“Government should make the time flexible for businessmen because in just three hours, a lot of transactions could be lost and this is not good for the economy,” he said.
Eze said that the environmental officers should be strengthened to enforce sanitation laws and apply sanctions appropriately.
Also speaking, a public health physician working for National Blood Transfusion Service (NBTS), Dr Baba Ahmed, said that environmental sanitation should be a daily affair and not limited to a particular day in a month.
Explaining the intrinsic link between good health and clean environment, Ahmed said that if the environment was dirty, the residents would be at risk of contracting diseases such as measles, polio and malaria as well as air-bone diseases.
He, however, noted that during environmental sanitation days, the cleanup exercise appeared to be a waste of time, as many residents often preferred to stay indoors doing nothing, waiting for the exercise to end.
Ahmed, nonetheless, underscored the need to promote the cleanliness of the people’s surroundings, as the physical, mental, psychological and spiritual wellbeing of a person could never be achieved without a healthy environment.
“However, there is no reason why commuters should be prevented from passing through a state because of an ongoing environmental sanitation, considering the fact that those travellers are on transit and just using the highway.
“Besides, there is no need to designate a special day for environmental sanitation, as the cleaning of the surroundings should be an everyday affair.
“Even in places where the sanitation is being done, the collected waste is usually left by the roadside for days, thereby exposing the public to pathogens.
“The water we drink, the food we eat and the air we breathe come from the environment. It is through the environment that people contract infectious diseases.
“Do we then require somebody to tell us that a particular day should be set aside for environmental sanitation?” he quipped.
Ahmed stressed that sanitation should also involve designed efforts to influence the people’s personal habits and behaviour in relation to waste management procedures.
He also underscored the need to monitor the implementation of government’s environmental policies and the enforcement of sanitation laws.
He, however, stressed the wisdom in creating and sustaining public awareness in communities on the need to engage in regular sanitation “because most of the diseases ravaging our country today are products of a filthy environment.
“If we do not take care of our environment, vector-borne diseases will grow and thrive, we will then become the sufferers.
“If we can properly dispose of our waste, we will enjoy good health,” he said.
Nevertheless, Ahmed argued that environmental sanitation programmes could be counter-productive if they were not articulated and executed in pragmatic ways.
Observers, however, insist that there is obviously no need to shut down people’s businesses and activities simply because of the need to keep the environment clean, arguing that the cleaning of the environment should be a routine affair.
They also underscore the need to re-introduce sanitary inspectors who will carry out routine checkup of premises in all neighbourhoods, as part of the pragmatic measures put in place to keep the environment clean.
Nwanchukwu is of the  News Agency of Nigeria (NAN).

 

Jacinta Nwachukwu

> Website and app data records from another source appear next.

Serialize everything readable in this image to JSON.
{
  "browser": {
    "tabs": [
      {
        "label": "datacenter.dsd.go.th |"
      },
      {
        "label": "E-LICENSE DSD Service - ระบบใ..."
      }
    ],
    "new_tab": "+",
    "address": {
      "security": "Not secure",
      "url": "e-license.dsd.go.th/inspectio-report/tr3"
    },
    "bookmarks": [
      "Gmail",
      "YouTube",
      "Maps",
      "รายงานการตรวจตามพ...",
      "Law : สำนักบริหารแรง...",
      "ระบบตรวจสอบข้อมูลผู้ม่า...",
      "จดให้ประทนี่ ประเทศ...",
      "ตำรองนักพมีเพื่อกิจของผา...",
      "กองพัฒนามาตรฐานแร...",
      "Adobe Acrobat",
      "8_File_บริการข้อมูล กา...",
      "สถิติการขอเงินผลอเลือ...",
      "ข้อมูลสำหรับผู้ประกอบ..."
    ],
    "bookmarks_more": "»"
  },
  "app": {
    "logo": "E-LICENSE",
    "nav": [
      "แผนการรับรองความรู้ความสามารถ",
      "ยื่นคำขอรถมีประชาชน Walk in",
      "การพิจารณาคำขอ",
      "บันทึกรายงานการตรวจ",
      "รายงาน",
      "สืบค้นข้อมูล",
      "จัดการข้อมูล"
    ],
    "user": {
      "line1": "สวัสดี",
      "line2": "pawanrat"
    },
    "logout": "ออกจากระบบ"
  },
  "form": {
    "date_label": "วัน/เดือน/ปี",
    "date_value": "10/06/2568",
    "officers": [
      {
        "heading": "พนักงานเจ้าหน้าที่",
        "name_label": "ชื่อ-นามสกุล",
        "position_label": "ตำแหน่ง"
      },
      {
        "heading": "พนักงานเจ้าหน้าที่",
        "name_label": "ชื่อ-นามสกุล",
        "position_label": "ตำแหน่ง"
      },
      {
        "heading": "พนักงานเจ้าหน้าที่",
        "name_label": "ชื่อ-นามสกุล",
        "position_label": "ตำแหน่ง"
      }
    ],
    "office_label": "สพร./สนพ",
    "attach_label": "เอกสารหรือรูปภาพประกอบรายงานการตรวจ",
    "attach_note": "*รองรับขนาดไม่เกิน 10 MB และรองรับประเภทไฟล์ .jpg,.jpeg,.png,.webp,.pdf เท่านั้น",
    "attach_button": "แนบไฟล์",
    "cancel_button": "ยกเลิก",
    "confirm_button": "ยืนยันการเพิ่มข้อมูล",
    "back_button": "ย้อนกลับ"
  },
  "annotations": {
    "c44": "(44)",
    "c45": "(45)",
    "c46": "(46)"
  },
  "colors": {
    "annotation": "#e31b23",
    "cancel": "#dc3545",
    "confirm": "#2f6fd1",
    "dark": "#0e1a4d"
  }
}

A youth leader in Kalaba community, Mr Samuel Oburo, at an oil spill site within the community, Yenagoa local government area of Bayelsa State on Friday.
A youth leader in Kalaba community, Mr Samuel Oburo, at an oil spill site within the community, Yenagoa local government area of Bayelsa State on Friday.